TASK BRIEF
From the material below, pull each line containing the string "title".
###
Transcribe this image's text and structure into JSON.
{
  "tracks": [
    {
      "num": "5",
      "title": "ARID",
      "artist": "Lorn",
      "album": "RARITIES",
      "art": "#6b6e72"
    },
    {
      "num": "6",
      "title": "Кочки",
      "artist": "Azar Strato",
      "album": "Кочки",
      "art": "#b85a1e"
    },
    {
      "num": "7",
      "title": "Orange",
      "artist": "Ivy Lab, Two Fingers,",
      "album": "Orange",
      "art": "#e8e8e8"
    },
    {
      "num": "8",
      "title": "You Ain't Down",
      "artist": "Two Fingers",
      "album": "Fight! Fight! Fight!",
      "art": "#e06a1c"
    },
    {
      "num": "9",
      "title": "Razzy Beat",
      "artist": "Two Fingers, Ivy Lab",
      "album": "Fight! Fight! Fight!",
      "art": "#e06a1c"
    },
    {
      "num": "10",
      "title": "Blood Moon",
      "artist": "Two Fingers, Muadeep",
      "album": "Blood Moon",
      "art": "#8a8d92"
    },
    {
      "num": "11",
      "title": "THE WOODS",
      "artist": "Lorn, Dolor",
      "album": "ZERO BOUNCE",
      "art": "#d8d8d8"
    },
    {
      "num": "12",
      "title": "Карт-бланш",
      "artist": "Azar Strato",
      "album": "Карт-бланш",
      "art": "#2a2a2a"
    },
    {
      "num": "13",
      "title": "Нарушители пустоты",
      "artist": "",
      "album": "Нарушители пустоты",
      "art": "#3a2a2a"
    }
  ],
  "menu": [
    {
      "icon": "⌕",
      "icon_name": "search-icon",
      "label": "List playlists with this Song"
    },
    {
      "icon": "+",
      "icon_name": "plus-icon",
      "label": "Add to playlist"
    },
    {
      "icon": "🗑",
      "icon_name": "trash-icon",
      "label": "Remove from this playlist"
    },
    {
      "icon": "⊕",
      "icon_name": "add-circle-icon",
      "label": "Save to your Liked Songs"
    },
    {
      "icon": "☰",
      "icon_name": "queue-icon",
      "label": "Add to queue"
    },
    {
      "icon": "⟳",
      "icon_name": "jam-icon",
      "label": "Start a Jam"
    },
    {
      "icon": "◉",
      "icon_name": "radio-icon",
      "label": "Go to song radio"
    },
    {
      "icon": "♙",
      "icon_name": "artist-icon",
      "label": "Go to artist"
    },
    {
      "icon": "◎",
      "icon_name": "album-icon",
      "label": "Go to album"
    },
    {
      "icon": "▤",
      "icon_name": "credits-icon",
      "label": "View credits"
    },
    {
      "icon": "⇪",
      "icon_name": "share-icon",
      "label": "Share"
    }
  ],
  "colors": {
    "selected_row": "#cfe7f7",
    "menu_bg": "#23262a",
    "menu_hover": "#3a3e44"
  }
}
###
TASK SOLUTION
      "title": "ARID",
      "title": "Кочки",
      "title": "Orange",
      "title": "You Ain't Down",
      "title": "Razzy Beat",
      "title": "Blood Moon",
      "title": "THE WOODS",
      "title": "Карт-бланш",
      "title": "Нарушители пустоты",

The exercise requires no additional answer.